6. “The Bangala Table” by Sumeet Nair and Meenakshi Meyyappan

The Bangala Table by Sumeet Nair and Meenakshi Meyyappan

It is said, “One is lucky to eat like a Chettiar.” This is because the Chettinad, historically part of a thriving trade route, was a melting pot of food cultures from southeast and west Asia, other parts of India, and parts of Arabia and Iran. The Chettiars also travelled to different places, bringing their culture with them. Thus, spices like Tellicherry peppers, star anise and even lichens — not very common in their vegetarian Hindu cuisine prior — made their way into the cooking, leading to one of the most subtle and aromatic food in the whole country. In this book, the authors collect recipes from The Bangala, a boutique luxury hotel in Chettinad where chefs and gourmands from across the world throng to.

7. “Kashmiri Cooking” by Sarla Razdan

Lodged in a line of fire between India and Pakistan, Kashmir is a battle-and-violence weary region known for its verdant mountains and the beauty of its culture and people.

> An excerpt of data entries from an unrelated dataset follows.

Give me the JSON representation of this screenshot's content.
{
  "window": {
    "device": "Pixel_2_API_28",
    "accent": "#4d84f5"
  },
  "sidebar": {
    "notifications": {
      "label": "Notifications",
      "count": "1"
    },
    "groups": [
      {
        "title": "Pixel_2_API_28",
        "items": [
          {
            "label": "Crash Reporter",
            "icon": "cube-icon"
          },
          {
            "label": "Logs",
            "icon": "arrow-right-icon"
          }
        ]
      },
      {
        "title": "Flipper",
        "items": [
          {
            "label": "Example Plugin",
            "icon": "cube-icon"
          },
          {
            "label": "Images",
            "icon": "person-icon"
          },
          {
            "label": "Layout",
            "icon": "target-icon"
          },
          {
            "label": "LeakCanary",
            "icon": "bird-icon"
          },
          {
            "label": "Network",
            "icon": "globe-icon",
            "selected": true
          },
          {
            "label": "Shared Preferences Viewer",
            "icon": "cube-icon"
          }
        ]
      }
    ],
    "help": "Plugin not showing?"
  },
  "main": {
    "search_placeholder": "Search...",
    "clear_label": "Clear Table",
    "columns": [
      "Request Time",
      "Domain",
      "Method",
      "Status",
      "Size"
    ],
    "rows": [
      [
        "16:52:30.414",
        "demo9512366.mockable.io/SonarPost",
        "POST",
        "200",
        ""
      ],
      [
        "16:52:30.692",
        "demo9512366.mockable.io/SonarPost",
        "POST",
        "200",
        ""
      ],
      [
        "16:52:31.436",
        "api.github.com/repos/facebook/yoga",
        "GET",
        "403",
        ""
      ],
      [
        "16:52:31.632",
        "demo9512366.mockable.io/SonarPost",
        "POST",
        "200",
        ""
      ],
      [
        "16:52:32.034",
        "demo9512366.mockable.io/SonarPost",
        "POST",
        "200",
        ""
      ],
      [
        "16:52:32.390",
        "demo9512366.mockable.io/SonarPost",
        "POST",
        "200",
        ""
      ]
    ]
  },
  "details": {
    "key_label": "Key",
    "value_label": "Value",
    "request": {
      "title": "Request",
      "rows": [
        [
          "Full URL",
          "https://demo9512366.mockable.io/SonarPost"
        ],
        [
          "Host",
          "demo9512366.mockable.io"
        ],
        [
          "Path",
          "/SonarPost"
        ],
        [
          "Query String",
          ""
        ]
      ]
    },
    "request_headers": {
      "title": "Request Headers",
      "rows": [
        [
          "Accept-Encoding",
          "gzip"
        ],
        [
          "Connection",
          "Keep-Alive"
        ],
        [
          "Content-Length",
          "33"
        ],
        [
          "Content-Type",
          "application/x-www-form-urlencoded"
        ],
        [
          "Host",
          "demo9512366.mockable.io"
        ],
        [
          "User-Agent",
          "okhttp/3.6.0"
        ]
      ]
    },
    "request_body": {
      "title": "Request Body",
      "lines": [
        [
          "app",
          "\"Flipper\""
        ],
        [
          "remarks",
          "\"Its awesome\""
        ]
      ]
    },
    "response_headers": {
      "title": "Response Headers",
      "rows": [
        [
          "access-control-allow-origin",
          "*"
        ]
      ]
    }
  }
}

Its food, fragrant, challenging for those outside the community to attempt, yet ultimately rewarding, is outlined in easy-to-follow recipes. Like with any food culture, there is a long history shaping its flavors. Through gorgeous photographs: old and new, and a retelling of parts of history you may not know, Sarla Razdan takes you by the hand through the preparation of Kashmiri recipes, and also its stories of invasions, its people and its splendor.

8. “Chachi’s Kitchen” by Sajeda Meghji

Chachi's Kitchen Khoja cooking from Kutch by Sajeda Meghji

The Khoja is a Shia’ite Muslim community originating mainly in the Sindh and Gujarat regions of Pakistan and India, respectively. While today’s Khojas are more spread out — in parts of East Africa, the UAE, the Caribbean, Europe, and North America — they have retained some of their roots in the culture of their homeland as well as their rich cuisine. Throughout the book, Meghji recalls the recipes of her mother, Amina Pyarali Meghji, who cooked from memory. She has another book out that focuses on East African influences on Khoja cooking. There are recipes for hondwo, a savory vegetable cake, and bharela karela (stuffed bitter gourd), and stews like muthiya, a dish made of lamb and vegetables.